[Requirement]:
Please reproduce all the data exactly as written and omit the pictures.

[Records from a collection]
- Opening Delimiter -

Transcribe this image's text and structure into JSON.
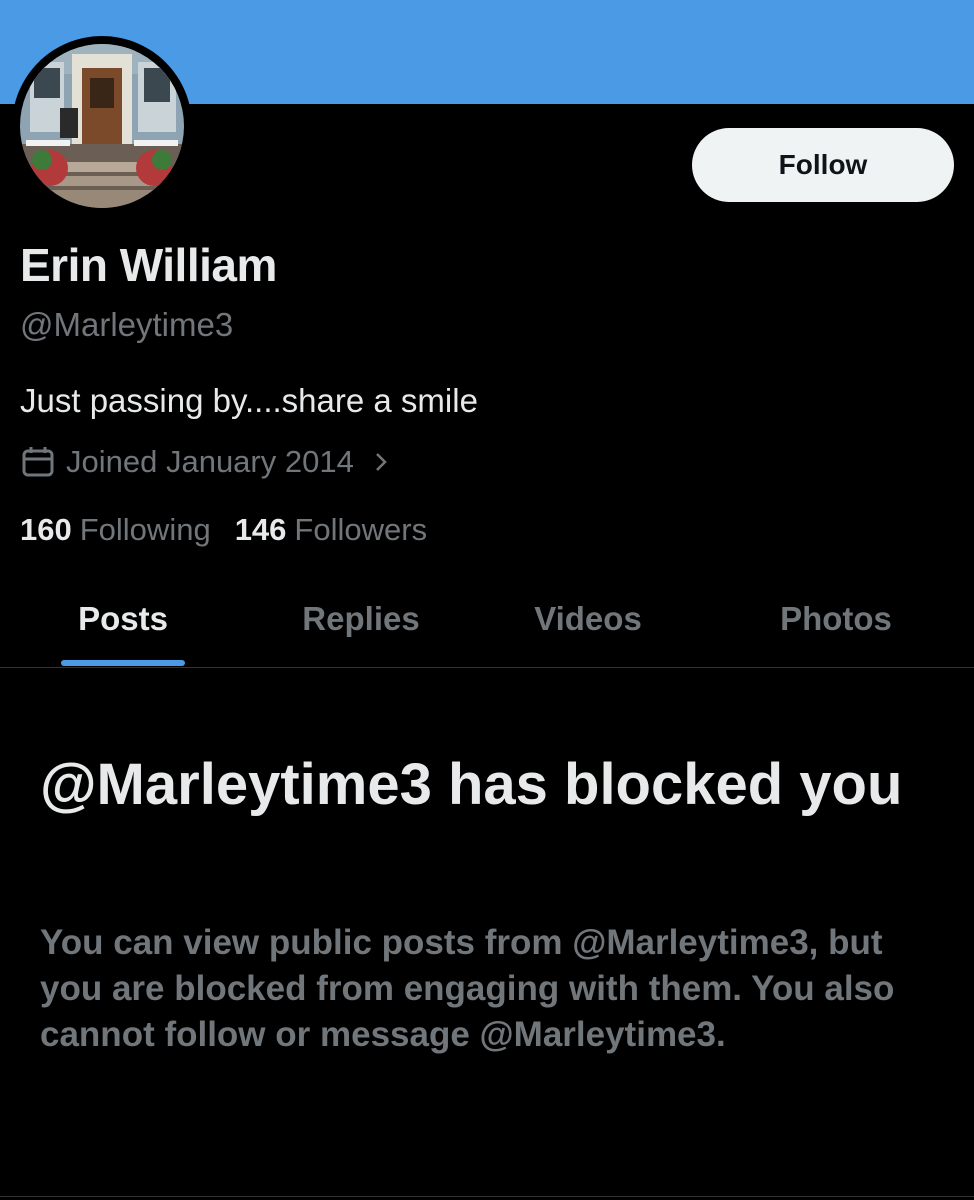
{
  "colors": {
    "banner": "#4a9ae6",
    "background": "#000000",
    "primary_text": "#e7e9ea",
    "secondary_text": "#71767b",
    "accent": "#4a9ae6",
    "follow_button_bg": "#eff3f4"
  },
  "profile": {
    "avatar_icon": "profile-photo-storefront",
    "name": "Erin William",
    "handle": "@Marleytime3",
    "bio": "Just passing by....share a smile",
    "joined_icon": "calendar-icon",
    "joined": "Joined January 2014",
    "following_count": "160",
    "following_label": "Following",
    "followers_count": "146",
    "followers_label": "Followers"
  },
  "actions": {
    "follow_label": "Follow"
  },
  "tabs": [
    {
      "label": "Posts",
      "active": true
    },
    {
      "label": "Replies",
      "active": false
    },
    {
      "label": "Videos",
      "active": false
    },
    {
      "label": "Photos",
      "active": false
    }
  ],
  "blocked": {
    "title": "@Marleytime3 has blocked you",
    "message": "You can view public posts from @Marleytime3, but you are blocked from engaging with them. You also cannot follow or message @Marleytime3."
  }
}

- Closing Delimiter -

[Response below]:
Transcribe this image's text and structure into JSON.
{
  "colors": {
    "banner": "#4a9ae6",
    "background": "#000000",
    "primary_text": "#e7e9ea",
    "secondary_text": "#71767b",
    "accent": "#4a9ae6",
    "follow_button_bg": "#eff3f4"
  },
  "profile": {
    "avatar_icon": "profile-photo-storefront",
    "name": "Erin William",
    "handle": "@Marleytime3",
    "bio": "Just passing by....share a smile",
    "joined_icon": "calendar-icon",
    "joined": "Joined January 2014",
    "following_count": "160",
    "following_label": "Following",
    "followers_count": "146",
    "followers_label": "Followers"
  },
  "actions": {
    "follow_label": "Follow"
  },
  "tabs": [
    {
      "label": "Posts",
      "active": true
    },
    {
      "label": "Replies",
      "active": false
    },
    {
      "label": "Videos",
      "active": false
    },
    {
      "label": "Photos",
      "active": false
    }
  ],
  "blocked": {
    "title": "@Marleytime3 has blocked you",
    "message": "You can view public posts from @Marleytime3, but you are blocked from engaging with them. You also cannot follow or message @Marleytime3."
  }
}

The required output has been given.